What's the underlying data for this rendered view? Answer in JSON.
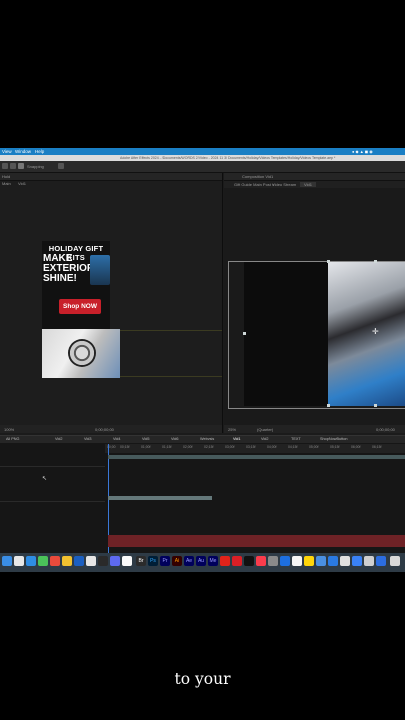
{
  "menubar": {
    "items": [
      "View",
      "Window",
      "Help"
    ]
  },
  "window": {
    "title": "Adobe After Effects 2024 - /Documents/WORDS 2/Video - 2024 11 3/ Documents/Holiday/Videos Templates/Holiday/Videos Template.aep *"
  },
  "toolbar": {
    "snapping_label": "Snapping"
  },
  "left_panel": {
    "header": "Hold",
    "breadcrumb": [
      "Main",
      "Vid1"
    ],
    "ad": {
      "headline": "HOLIDAY GIFT KITS",
      "tagline": "MAKE EXTERIOR SHINE!",
      "cta": "Shop NOW"
    },
    "footer_zoom": "100%",
    "footer_time": "0;00;00;00"
  },
  "right_panel": {
    "header": "Composition Vid1",
    "tabs": [
      "Gift Guide Main Post ×",
      "Video Stream",
      "Vid1"
    ],
    "footer_zoom": "25%",
    "footer_quality": "(Quarter)",
    "footer_time": "0;00;00;00"
  },
  "timeline": {
    "tabs": [
      "All PNG",
      "Vid2",
      "Vid3",
      "Vid4",
      "Vid5",
      "Vid6",
      "Webvsis",
      "Vid1",
      "Vid2",
      "TEXT",
      "ShopNowButton"
    ],
    "ruler": [
      "00;00",
      "00;15f",
      "01;00f",
      "01;15f",
      "02;00f",
      "02;15f",
      "03;00f",
      "03;15f",
      "04;00f",
      "04;15f",
      "05;00f",
      "05;15f",
      "06;00f",
      "06;15f"
    ]
  },
  "dock": {
    "labels": [
      "Br",
      "Ps",
      "Pr",
      "Ai",
      "Ae",
      "Au",
      "Me"
    ]
  },
  "caption": "to your",
  "colors": {
    "menubar": "#1a7fc4",
    "accent_blue": "#2f7fc8",
    "shop_button": "#c8202a",
    "layer_bar": "#64787a",
    "track_red": "#6e2226"
  }
}
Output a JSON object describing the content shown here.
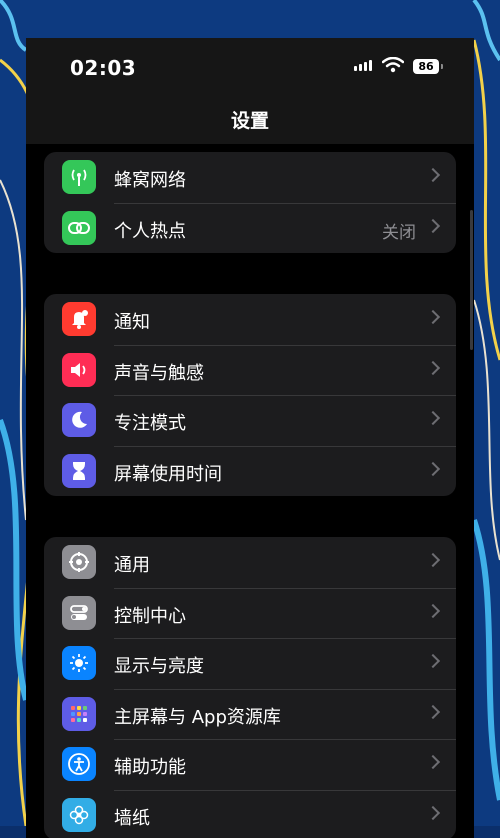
{
  "status_bar": {
    "time": "02:03",
    "battery": "86"
  },
  "nav": {
    "title": "设置"
  },
  "groups": [
    {
      "rows": [
        {
          "label": "蜂窝网络",
          "value": "",
          "icon": "antenna-icon",
          "color": "#34c759"
        },
        {
          "label": "个人热点",
          "value": "关闭",
          "icon": "link-icon",
          "color": "#34c759"
        }
      ]
    },
    {
      "rows": [
        {
          "label": "通知",
          "value": "",
          "icon": "bell-icon",
          "color": "#ff3b30"
        },
        {
          "label": "声音与触感",
          "value": "",
          "icon": "speaker-icon",
          "color": "#ff2d55"
        },
        {
          "label": "专注模式",
          "value": "",
          "icon": "moon-icon",
          "color": "#5e5ce6"
        },
        {
          "label": "屏幕使用时间",
          "value": "",
          "icon": "hourglass-icon",
          "color": "#5e5ce6"
        }
      ]
    },
    {
      "rows": [
        {
          "label": "通用",
          "value": "",
          "icon": "gear-icon",
          "color": "#8e8e93"
        },
        {
          "label": "控制中心",
          "value": "",
          "icon": "toggles-icon",
          "color": "#8e8e93"
        },
        {
          "label": "显示与亮度",
          "value": "",
          "icon": "sun-icon",
          "color": "#0a84ff"
        },
        {
          "label": "主屏幕与 App资源库",
          "value": "",
          "icon": "app-grid-icon",
          "color": "#5e5ce6"
        },
        {
          "label": "辅助功能",
          "value": "",
          "icon": "accessibility-icon",
          "color": "#0a84ff"
        },
        {
          "label": "墙纸",
          "value": "",
          "icon": "flower-icon",
          "color": "#32ade6"
        }
      ]
    }
  ]
}
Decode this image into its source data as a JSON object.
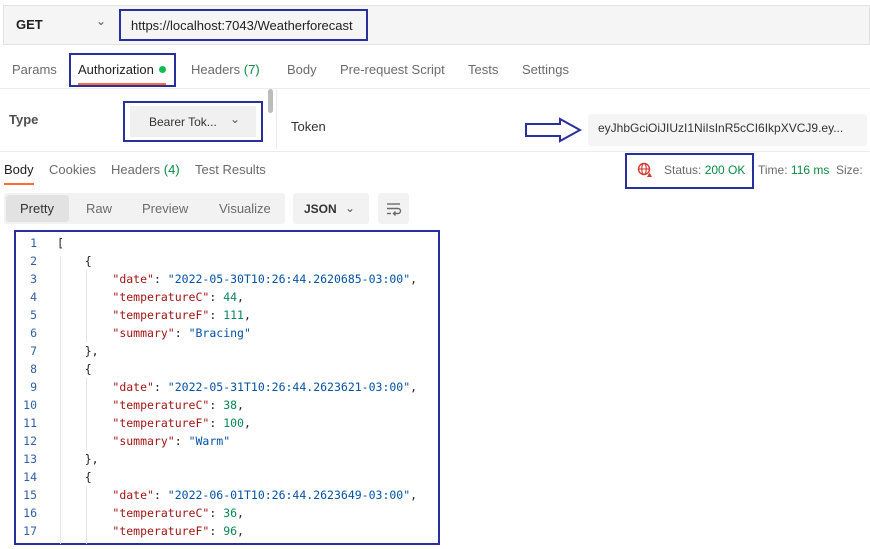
{
  "request": {
    "method": "GET",
    "url": "https://localhost:7043/Weatherforecast"
  },
  "request_tabs": [
    {
      "label": "Params"
    },
    {
      "label": "Authorization"
    },
    {
      "label": "Headers",
      "count": "(7)"
    },
    {
      "label": "Body"
    },
    {
      "label": "Pre-request Script"
    },
    {
      "label": "Tests"
    },
    {
      "label": "Settings"
    }
  ],
  "auth": {
    "type_label": "Type",
    "type_value": "Bearer Tok...",
    "token_label": "Token",
    "token_value": "eyJhbGciOiJIUzI1NiIsInR5cCI6IkpXVCJ9.ey..."
  },
  "response_tabs": [
    {
      "label": "Body"
    },
    {
      "label": "Cookies"
    },
    {
      "label": "Headers",
      "count": "(4)"
    },
    {
      "label": "Test Results"
    }
  ],
  "status": {
    "status_label": "Status:",
    "status_value": "200 OK",
    "time_label": "Time:",
    "time_value": "116 ms",
    "size_label": "Size:"
  },
  "view": {
    "modes": [
      "Pretty",
      "Raw",
      "Preview",
      "Visualize"
    ],
    "format": "JSON"
  },
  "code_lines": [
    "1",
    "2",
    "3",
    "4",
    "5",
    "6",
    "7",
    "8",
    "9",
    "10",
    "11",
    "12",
    "13",
    "14",
    "15",
    "16",
    "17"
  ],
  "json_body": [
    {
      "date": "2022-05-30T10:26:44.2620685-03:00",
      "temperatureC": "44",
      "temperatureF": "111",
      "summary": "Bracing"
    },
    {
      "date": "2022-05-31T10:26:44.2623621-03:00",
      "temperatureC": "38",
      "temperatureF": "100",
      "summary": "Warm"
    },
    {
      "date": "2022-06-01T10:26:44.2623649-03:00",
      "temperatureC": "36",
      "temperatureF": "96"
    }
  ],
  "colors": {
    "accent": "#ff6c37",
    "success": "#0c8a42",
    "annotation": "#2a2f9e"
  }
}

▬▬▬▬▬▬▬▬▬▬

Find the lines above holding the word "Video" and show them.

    "title": "Adobe After Effects 2024 - /Documents/WORDS 2/Video - 2024 11 3/ Documents/Holiday/Videos Templates/Holiday/Videos Template.aep *"
      "Video Stream",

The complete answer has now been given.